Grace River is a company-town drama that will resonate all over the world. —Vancouver Sun(2009-05-01)
A powerful and courageous debut novel and four friends who are forced to start looking honestly at their lives, their pasts and their uncertain futures.(2009-05-01)
Hendry paints a vivid portrait of resentment and functional dysfuntion. —Vancouver Sun(2009-05-01)
Rebecca has a gift for dead-on portraits, for apt conveyances in prose of the small-town feeling. —Sunstream(2009-05-01)
[This] will be the hot new book in B.C. this year. —Coast Reporter(2009-05-01)
About the Author
Rebecca Hendry was born in Ottawa and grew up in Brockville, Vancouver, Peterborough, Montreal and Yellowknife before settling on the Sunshine Coast at age 11. Her writing has appeared in the Dalhousie Review, Event, paperplates, Room of One’s Own and numerous other literary journals. Her short story “Jesse Beautiful” was nominated for the 2003 Journey Prize. Rebecca lives in Roberts Creek British Columbia.
Top Customer Reviews
I picked this up at the library on a whim, mostly because I liked its cover. It ended up being one of my more memorable reads of this summer.

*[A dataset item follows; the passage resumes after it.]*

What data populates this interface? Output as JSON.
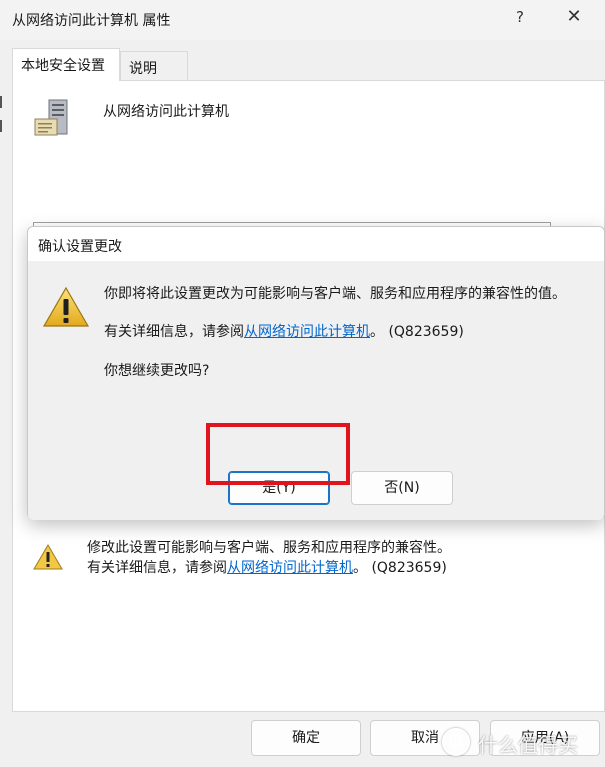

The story is narrated by four characters: Jessie, a waitress at Nick's and woman who's just grown tired of her life but doesn't know what to do about; Daniel, Jessie's abusive brute of a husband; Jackson, an old friend and coworker of Daniel's, and sort of the moral compass of the group; and Kali, an outsider who never quite fits into the Grace River community. The chapters alternate between these four characters but each of their voices is so distinct that there is never any doubt about which perspective you're getting.
I found the book really engaging and hard to put down at times. The story is presented almost as if you were a fly on the wall as things are happening. There's not a lot of exposition and back story, the author just lets things play out and the gaps are filled in as you read, through the characters' actions and how they relate to each other.

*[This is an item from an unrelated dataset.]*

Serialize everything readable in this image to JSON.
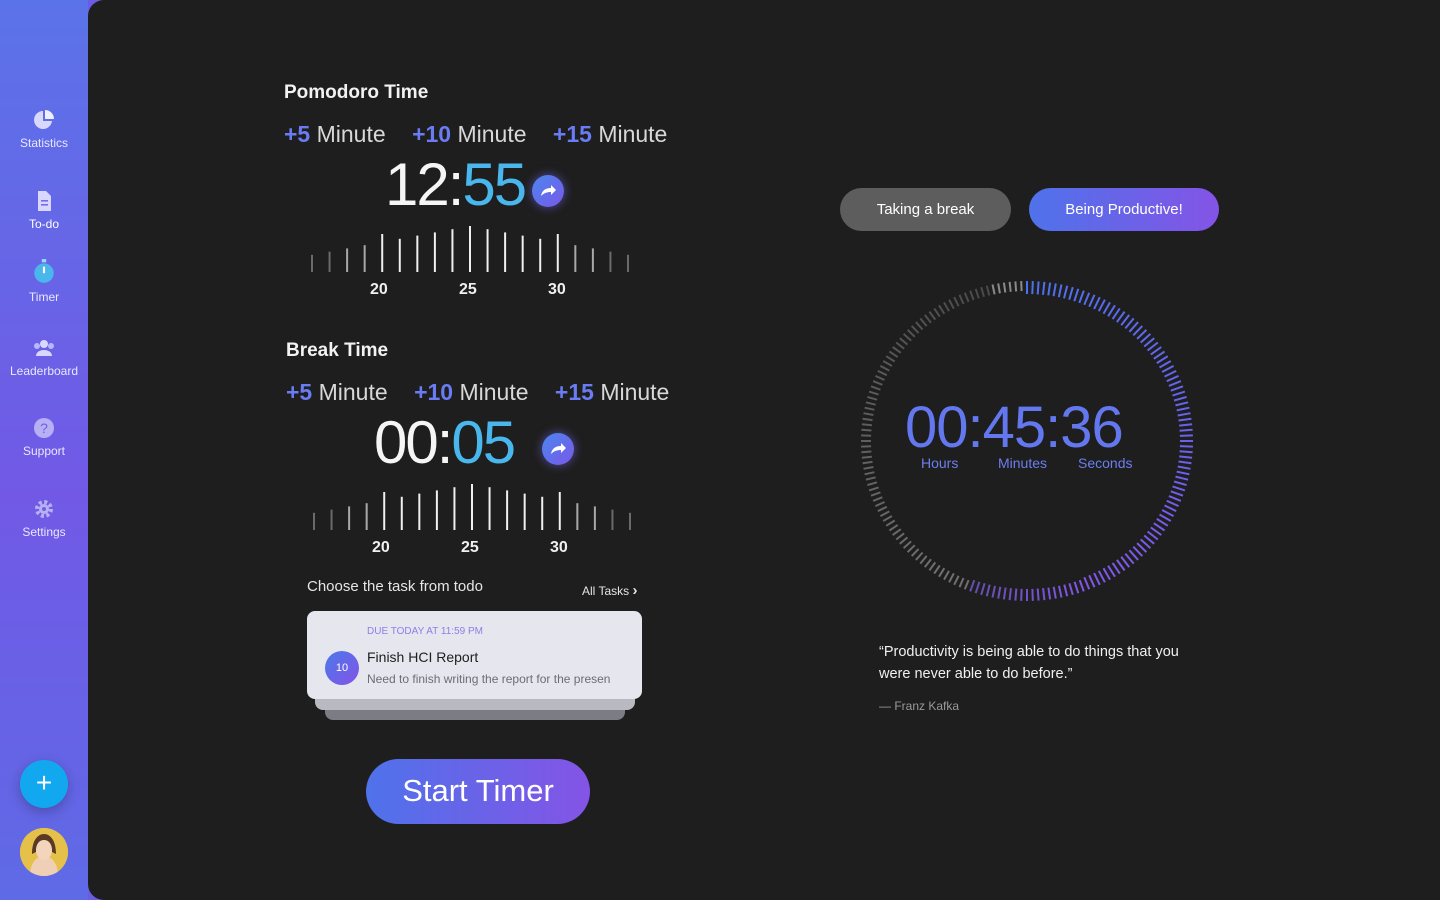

I loved having all four perspectives, especially those of Jessie and Daniel. Neither of them is happy with their marriage and they both want the same things, ultimately, but neither of them has a clue how to get there. Being able to see both sides of their relationship makes it that much more heartbreaking because you can see where each one is coming from, what they should do to make it right, and how much they both completely miss the mark.

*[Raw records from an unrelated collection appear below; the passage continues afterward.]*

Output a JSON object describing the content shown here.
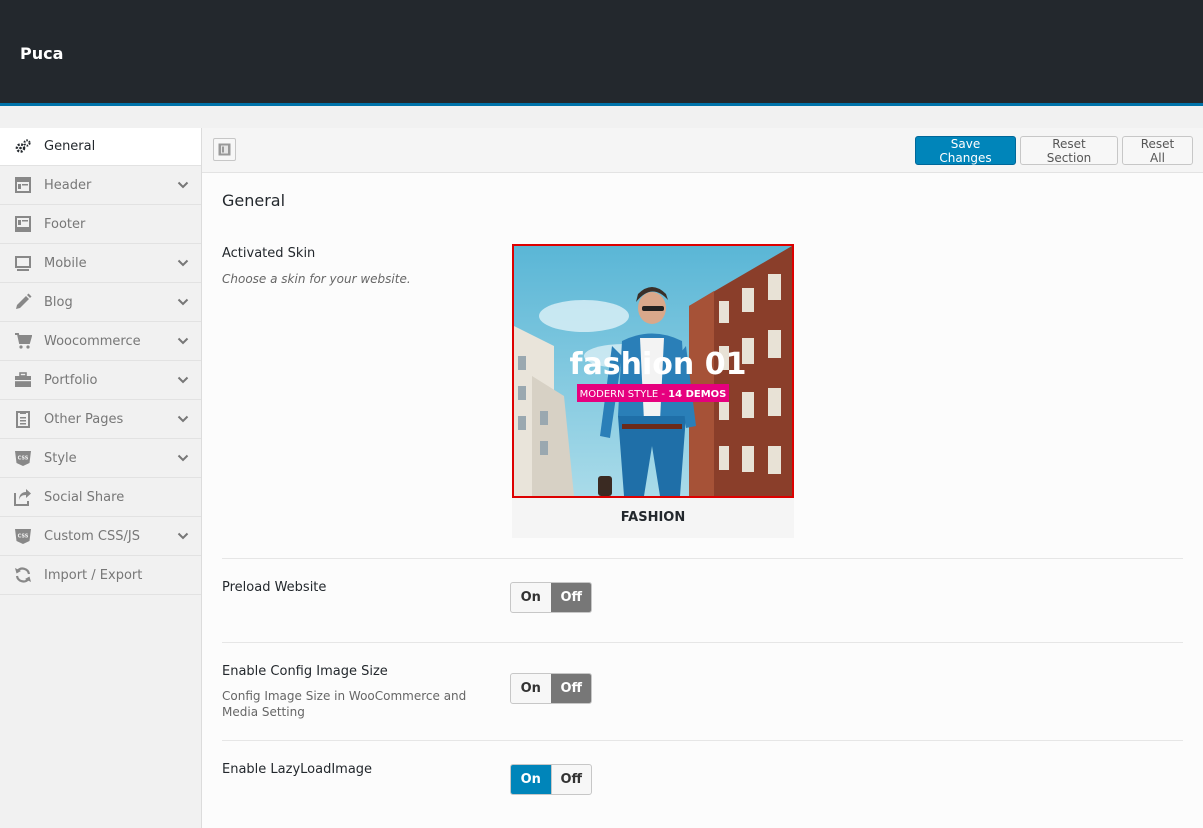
{
  "app": {
    "brand": "Puca"
  },
  "sidebar": {
    "items": [
      {
        "label": "General",
        "icon": "gears-icon",
        "active": true,
        "expandable": false
      },
      {
        "label": "Header",
        "icon": "layout-header-icon",
        "expandable": true
      },
      {
        "label": "Footer",
        "icon": "layout-footer-icon",
        "expandable": false
      },
      {
        "label": "Mobile",
        "icon": "monitor-icon",
        "expandable": true
      },
      {
        "label": "Blog",
        "icon": "pencil-icon",
        "expandable": true
      },
      {
        "label": "Woocommerce",
        "icon": "cart-icon",
        "expandable": true
      },
      {
        "label": "Portfolio",
        "icon": "briefcase-icon",
        "expandable": true
      },
      {
        "label": "Other Pages",
        "icon": "clipboard-icon",
        "expandable": true
      },
      {
        "label": "Style",
        "icon": "css-icon",
        "expandable": true
      },
      {
        "label": "Social Share",
        "icon": "share-icon",
        "expandable": false
      },
      {
        "label": "Custom CSS/JS",
        "icon": "css-icon",
        "expandable": true
      },
      {
        "label": "Import / Export",
        "icon": "refresh-icon",
        "expandable": false
      }
    ]
  },
  "toolbar": {
    "save_label": "Save Changes",
    "reset_section_label": "Reset Section",
    "reset_all_label": "Reset All"
  },
  "main": {
    "section_title": "General",
    "activated_skin": {
      "title": "Activated Skin",
      "description": "Choose a skin for your website.",
      "skin_headline": "fashion 01",
      "skin_tag_prefix": "MODERN STYLE - ",
      "skin_tag_bold": "14 DEMOS",
      "skin_name": "FASHION"
    },
    "preload": {
      "title": "Preload Website",
      "on": "On",
      "off": "Off",
      "value": "off"
    },
    "config_image": {
      "title": "Enable Config Image Size",
      "description": "Config Image Size in WooCommerce and Media Setting",
      "on": "On",
      "off": "Off",
      "value": "off"
    },
    "lazyload": {
      "title": "Enable LazyLoadImage",
      "on": "On",
      "off": "Off",
      "value": "on"
    }
  },
  "colors": {
    "topbar": "#23282d",
    "accent": "#0085ba",
    "skin_border": "#dd0000",
    "tag_pink": "#e6007e"
  }
}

I believe this is Hendry's first novel, so I look forward to seeing more from her. This was a pretty solid first effort.